A calmness comes over me. My heartbeat slows and my breath calms and becomes easier. I put down my bag and clothes. It’s 7:30. Time stops as I stand looking at the plane. I made it.
Between the plane and the jetway is an open space. Looking through the open space I see the silver nose of the plane then the wing and the tall silver tail. The plan is dark inside but I don’t see anyone. It occurs to me that this isn’t my trip after all. I’m here to see the plane off. My mind is at ease and I sense the plane is at ease. Without a sound I say goodbye and it seems that the plane says goodbye too. The large silver doors close as if it were smiling. The engines start and the plane slowly makes its way toward the airstrip.
Back in the dining car the train has left the station platform while the people aboard are all enjoying their meals even though I can not see them. Standing in the open air at the end of the jetway passage I see the silver plane holding at the end of the runway while the engines increase full power. The brakes release free with a squeak and the plane lunges forward, rolls towards the runway dip and instantly takes off skyward. This makes me very happy and I smile. Have a nice trip. So long.
What I didn’t know during this dream was that W. Budd Wentz died on January 10th, 2015 at 07:30 am. He took a deep breath and departed. His hair still thick and as silver and shiny as ever. Skamp, student, warrior, doctor, researcher, teacher, tennis player, dad, husband, friend. Bourbon and cigar in hand.
In the winter of 1944 Lt. Wentz flew 28 missions in “My Best Bette” a silver B-17 Bomber. On his first mission with the crew he had to emergency land in Belgium after being hit by flak and escape back to England. On his last mission he had to emergency land in Germany after being rammed by a German ME-109 and escape back to England.

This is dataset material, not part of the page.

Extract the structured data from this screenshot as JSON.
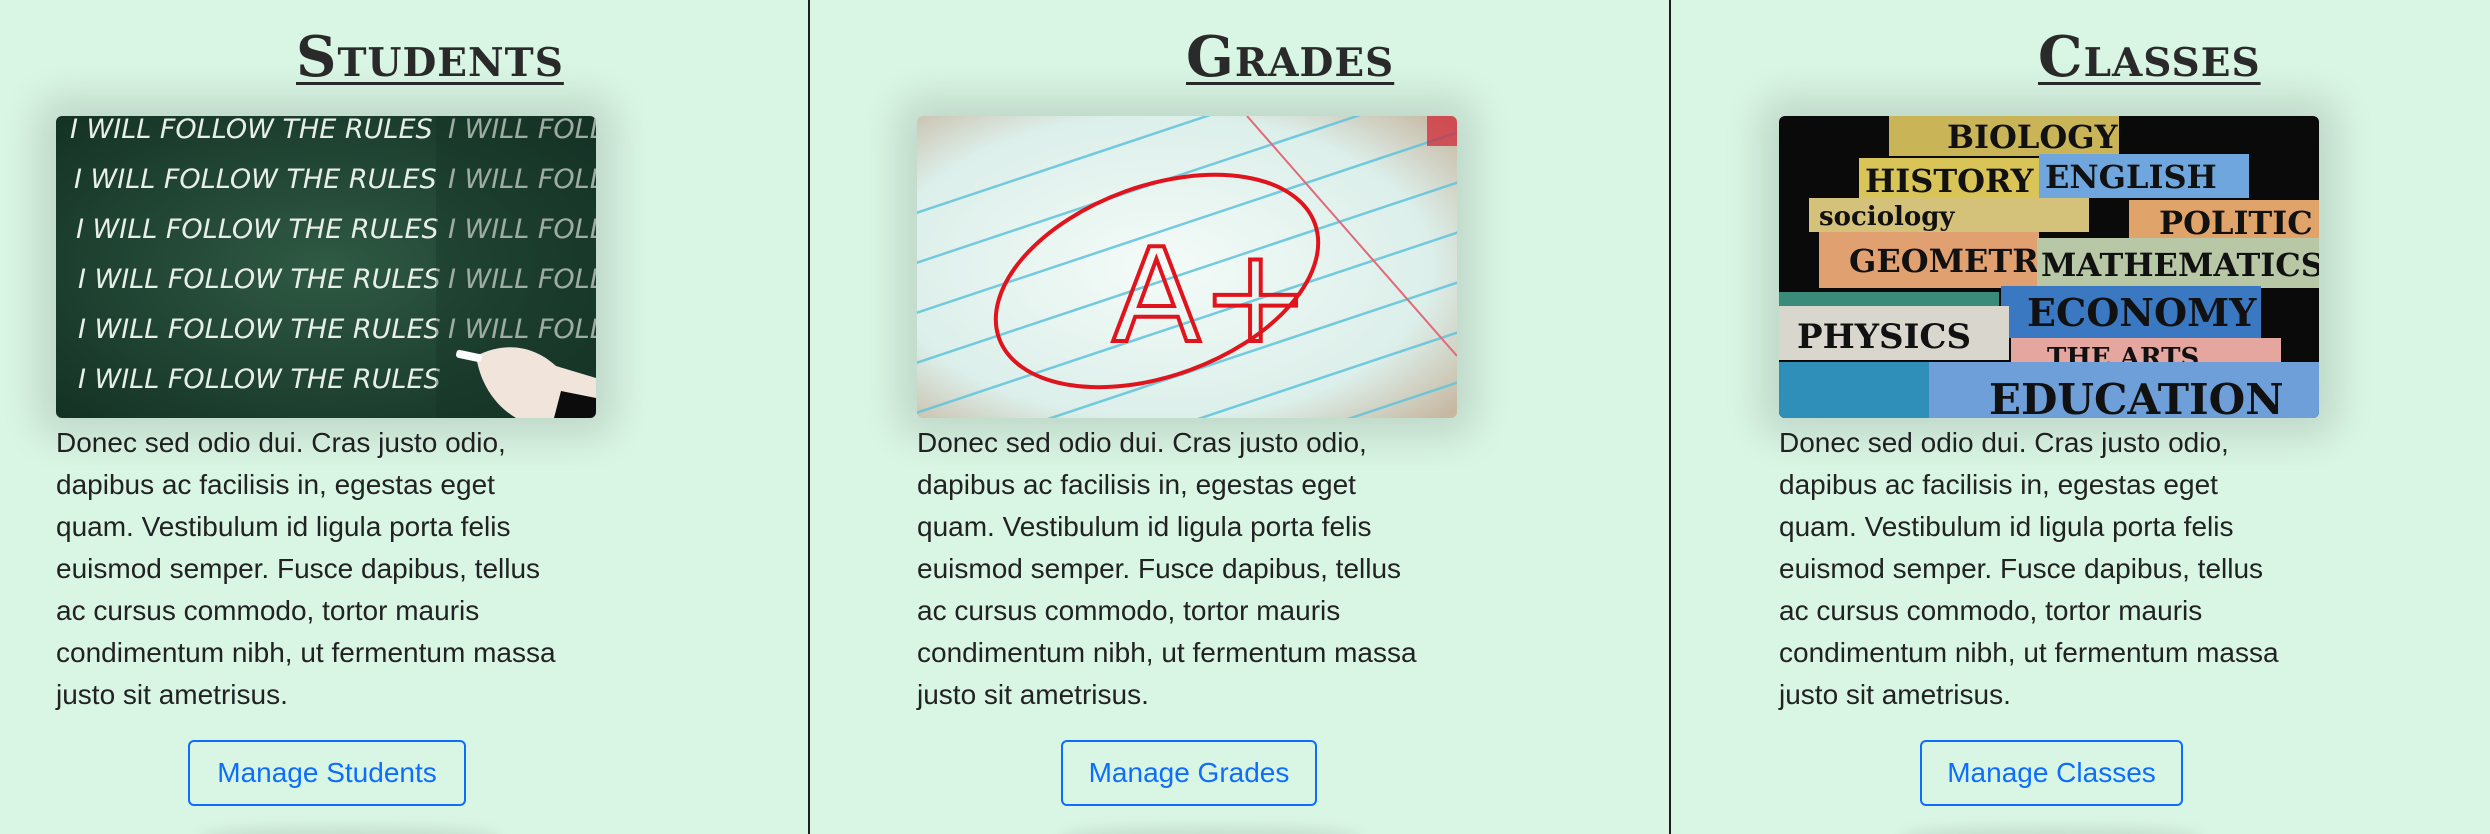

Our paths and journeys are all different. Safe travels and may we all seek what we need to find and learn.
Blue skies; no clouds.